So now it’s in your collective hands. How will you vote? Cue informal poll…
After many months of community discussion, the Decatur City Commission will take up the School Board’s request tonight to place the request for a $75 million GO bond on the November 3rd ballot to build more schools to accommodate growing student enrollment.
Decatur School Board Chair, Garrett Goebel, submitted this formal request to Mayor Jim Baskett…
Dear Mayor Baskett:
Please accept this formal letter asking that you place the request of a 75 million dollar bond on the November ballot. The School Board has reviewed a myriad of information over a period of 20 months. We have come to the understanding and decision that in order to meet the growing student population projections; we must ask the voters for their approval of a General Obligation Bond.
We are comfortable that we have provided you with the information necessary. We are also pleased that various results indicate that 90% of the survey respondents recognize and are aware of the needs of the school system.
The Superintendent has been working with our financial advisor, Dianne McNabb, and the Bond Attorney, Terri Fin nester. Attached to this letter you will find the appropriate documentation.
The Board is asking that the Commission take up this action on June 1, 2015.
Thank you for your assistance with this matter.
Meeting starts at 7:30p this evening. You can tune in for the live broadcast HERE or check it out on Comcast channel 25.
The AJC posted a blurb Friday afternoon that noted that due to a 19% increase in the city’s tax digest this year, Decatur Schools would likely drop the millage rate by a full point next year.
Using this calculation, it looks like a full point millage drop would result in roughly a $240/year savings for a Decatur home valued at $500,000.
Additionally, on the agenda for tonight’s City Commission meeting, Asst. City Manager Andrea Arnold is recommending that the city drop its total millage rate by a point due to a sizable 20% increase in the digest. Ms. Arnold states that 15% of the increase is due to re-evaluations by the county and that 5% is due to new construction.
Ms. Arnold estimates the savings at $240/year for a $500,000 Decatur property.
So ultimately, the millage would lower Decatur taxes by roughly $500/year for a $500,000 property.
All of this millage news obviously comes in front of the backdrop that CSD has requested that the City Commission put a $75 million bond in front of Decatur voters this November. That bond has been estimated to raise taxes on a $500,000 property by $680/year.

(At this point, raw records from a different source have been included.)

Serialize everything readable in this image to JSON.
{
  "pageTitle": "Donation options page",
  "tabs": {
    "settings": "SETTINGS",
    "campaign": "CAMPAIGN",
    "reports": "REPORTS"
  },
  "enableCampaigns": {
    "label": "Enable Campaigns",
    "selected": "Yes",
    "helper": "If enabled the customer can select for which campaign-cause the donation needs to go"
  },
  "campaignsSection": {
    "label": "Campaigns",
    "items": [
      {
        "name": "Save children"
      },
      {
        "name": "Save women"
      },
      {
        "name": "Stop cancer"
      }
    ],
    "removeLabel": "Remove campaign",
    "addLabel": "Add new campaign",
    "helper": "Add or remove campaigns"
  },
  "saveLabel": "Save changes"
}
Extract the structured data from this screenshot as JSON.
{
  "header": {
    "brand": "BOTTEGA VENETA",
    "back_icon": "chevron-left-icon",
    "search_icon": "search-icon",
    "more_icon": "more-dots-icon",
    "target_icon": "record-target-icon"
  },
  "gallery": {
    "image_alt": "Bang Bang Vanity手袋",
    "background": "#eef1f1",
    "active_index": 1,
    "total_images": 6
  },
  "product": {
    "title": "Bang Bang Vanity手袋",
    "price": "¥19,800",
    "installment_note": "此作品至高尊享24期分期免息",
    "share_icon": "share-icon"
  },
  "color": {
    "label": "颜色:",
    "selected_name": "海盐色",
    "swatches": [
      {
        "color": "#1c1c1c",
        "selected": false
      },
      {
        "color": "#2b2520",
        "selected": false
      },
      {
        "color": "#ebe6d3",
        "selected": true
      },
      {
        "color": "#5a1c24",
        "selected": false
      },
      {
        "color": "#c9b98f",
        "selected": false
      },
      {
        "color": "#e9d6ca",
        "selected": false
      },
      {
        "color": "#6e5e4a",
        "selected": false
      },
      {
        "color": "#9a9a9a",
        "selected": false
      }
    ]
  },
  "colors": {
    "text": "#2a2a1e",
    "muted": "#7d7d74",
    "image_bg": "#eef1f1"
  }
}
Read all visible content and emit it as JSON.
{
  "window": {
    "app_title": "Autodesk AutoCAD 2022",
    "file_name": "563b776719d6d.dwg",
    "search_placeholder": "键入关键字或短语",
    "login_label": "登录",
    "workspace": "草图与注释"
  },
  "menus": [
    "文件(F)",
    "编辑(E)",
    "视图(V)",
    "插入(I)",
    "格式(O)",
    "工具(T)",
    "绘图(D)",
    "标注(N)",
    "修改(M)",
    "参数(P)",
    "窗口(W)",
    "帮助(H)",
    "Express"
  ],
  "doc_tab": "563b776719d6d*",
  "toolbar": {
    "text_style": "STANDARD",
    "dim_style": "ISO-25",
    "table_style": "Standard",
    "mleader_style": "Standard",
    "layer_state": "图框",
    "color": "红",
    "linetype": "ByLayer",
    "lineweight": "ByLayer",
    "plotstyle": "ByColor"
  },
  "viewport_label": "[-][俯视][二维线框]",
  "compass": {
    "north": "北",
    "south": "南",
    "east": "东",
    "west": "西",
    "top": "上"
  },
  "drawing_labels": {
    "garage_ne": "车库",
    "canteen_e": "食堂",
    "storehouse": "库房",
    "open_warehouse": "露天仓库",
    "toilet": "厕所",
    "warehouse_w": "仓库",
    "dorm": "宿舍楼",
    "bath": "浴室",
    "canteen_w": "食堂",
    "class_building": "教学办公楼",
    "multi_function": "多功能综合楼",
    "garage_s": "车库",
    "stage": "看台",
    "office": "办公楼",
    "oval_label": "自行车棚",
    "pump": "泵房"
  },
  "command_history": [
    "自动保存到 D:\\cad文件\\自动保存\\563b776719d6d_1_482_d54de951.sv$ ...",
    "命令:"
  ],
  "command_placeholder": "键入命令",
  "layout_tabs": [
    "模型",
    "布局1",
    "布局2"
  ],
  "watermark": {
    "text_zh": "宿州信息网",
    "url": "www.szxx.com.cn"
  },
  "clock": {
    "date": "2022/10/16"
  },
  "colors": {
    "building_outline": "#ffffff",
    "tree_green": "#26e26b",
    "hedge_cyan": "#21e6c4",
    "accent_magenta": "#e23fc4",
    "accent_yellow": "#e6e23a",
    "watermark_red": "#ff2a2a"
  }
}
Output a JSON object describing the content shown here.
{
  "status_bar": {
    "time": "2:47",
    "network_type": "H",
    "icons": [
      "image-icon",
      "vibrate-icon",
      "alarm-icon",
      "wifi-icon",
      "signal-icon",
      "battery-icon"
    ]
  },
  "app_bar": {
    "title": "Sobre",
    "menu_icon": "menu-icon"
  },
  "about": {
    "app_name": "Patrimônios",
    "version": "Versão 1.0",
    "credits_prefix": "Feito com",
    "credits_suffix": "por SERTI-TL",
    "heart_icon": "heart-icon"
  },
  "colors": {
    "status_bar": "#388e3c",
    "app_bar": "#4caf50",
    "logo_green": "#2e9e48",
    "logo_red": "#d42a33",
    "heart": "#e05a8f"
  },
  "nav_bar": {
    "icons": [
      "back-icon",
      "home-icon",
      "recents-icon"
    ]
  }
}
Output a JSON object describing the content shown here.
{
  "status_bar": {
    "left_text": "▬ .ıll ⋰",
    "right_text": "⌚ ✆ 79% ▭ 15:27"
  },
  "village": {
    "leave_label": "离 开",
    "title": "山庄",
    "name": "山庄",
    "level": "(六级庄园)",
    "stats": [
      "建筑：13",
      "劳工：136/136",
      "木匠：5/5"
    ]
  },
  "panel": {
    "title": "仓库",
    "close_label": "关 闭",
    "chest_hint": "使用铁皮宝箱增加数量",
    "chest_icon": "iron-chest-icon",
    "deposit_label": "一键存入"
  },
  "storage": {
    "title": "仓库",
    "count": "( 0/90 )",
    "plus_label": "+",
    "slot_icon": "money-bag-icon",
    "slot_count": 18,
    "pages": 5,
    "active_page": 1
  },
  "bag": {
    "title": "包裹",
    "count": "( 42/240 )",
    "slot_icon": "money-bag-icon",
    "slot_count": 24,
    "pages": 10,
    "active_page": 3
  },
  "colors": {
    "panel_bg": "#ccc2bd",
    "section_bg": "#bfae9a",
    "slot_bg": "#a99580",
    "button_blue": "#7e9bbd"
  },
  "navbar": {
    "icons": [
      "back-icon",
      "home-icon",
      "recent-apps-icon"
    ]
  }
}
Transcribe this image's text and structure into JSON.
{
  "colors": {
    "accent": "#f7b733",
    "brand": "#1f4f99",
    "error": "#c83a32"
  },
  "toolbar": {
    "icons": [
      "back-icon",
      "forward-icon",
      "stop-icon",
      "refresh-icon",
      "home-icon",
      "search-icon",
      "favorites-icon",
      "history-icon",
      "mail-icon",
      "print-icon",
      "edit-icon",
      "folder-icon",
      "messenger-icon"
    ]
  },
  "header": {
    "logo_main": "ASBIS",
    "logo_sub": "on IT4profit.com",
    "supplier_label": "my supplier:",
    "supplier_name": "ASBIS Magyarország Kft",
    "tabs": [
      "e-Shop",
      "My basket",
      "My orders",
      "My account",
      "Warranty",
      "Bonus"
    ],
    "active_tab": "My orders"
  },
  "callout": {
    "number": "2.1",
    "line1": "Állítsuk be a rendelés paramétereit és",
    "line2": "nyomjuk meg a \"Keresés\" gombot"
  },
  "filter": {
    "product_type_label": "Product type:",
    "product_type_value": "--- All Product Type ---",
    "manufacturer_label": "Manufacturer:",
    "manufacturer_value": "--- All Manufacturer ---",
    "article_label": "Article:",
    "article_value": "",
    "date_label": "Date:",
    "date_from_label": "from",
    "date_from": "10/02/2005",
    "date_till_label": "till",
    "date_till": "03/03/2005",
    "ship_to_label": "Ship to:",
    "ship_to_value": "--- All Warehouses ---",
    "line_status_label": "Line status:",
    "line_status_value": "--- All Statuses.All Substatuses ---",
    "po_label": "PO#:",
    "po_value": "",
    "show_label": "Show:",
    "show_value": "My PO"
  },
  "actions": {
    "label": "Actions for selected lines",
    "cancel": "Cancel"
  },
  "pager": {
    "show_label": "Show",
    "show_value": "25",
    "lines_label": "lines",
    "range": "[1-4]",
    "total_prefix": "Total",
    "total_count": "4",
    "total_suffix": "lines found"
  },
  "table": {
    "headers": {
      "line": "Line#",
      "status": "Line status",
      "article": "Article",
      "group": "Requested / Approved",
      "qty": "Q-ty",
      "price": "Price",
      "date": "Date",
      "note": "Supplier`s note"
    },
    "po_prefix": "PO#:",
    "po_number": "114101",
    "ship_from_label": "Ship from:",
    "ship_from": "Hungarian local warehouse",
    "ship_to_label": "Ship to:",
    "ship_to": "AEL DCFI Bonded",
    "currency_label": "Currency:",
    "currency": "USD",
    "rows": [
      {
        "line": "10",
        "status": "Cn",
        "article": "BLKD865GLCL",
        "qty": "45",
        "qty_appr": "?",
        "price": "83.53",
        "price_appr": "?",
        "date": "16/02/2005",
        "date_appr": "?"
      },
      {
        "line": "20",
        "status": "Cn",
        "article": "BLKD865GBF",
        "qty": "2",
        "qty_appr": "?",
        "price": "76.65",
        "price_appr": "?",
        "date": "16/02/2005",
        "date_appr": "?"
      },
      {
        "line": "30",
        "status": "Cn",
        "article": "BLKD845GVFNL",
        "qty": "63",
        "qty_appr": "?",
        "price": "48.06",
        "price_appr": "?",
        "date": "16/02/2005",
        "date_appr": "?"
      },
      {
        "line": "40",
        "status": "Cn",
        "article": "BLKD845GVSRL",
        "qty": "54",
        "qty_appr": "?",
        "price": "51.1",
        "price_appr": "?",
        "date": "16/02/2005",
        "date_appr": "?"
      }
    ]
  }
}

Ms. Arnold states that the city will hold the state mandated public hearings surrounding the big millage decrease, in addition to another community budget gathering in the coming weeks.
The AJC notes that the city and CSD will host a joint work session at City Hall at 6pm on Monday, April 27th…
“with the board presenting its case for putting a $75 million general obligation bond on the November ballot. The commission, however, won’t vote on the bond until May at the earliest. After the joint session, the board returns to Central Office for an executive session (not open to the public) that may end with an announcement of a search firm.”
The blurb also notes that the School Board will be interviewing “one or more search firms” during a work session on Friday morning in an “an early step in a nationwide search for replacing Superintendent Phyllis Edwards”.
The AJC reports that Superintendent Phyllis Edwards convinced the Decatur School Board at Tuesday’s meeting to support a $75 million General Obligation Bond, vs. the $82 million bond that was previously requested. The blurb continues…
“Whatever you ask for it’s still not going to meet our needs,” she said. “But I think the $75 million is easier to pass because it’s more reasonable.”
With $75 million, the annual tax increase on those owning an $150,000 home would be approximately $204, on a $300,000 home, $408, on a $500,000 home, $680 and on a $700,000 home $953.
Over on Open City Hall, of the 402 current “On Forum” responses, 70% of respondents said they would approve a $75 million bond. However, it should also be noted that 78% of respondents have children currently in the school system, which is a considerably larger percentage than the total Decatur voting population.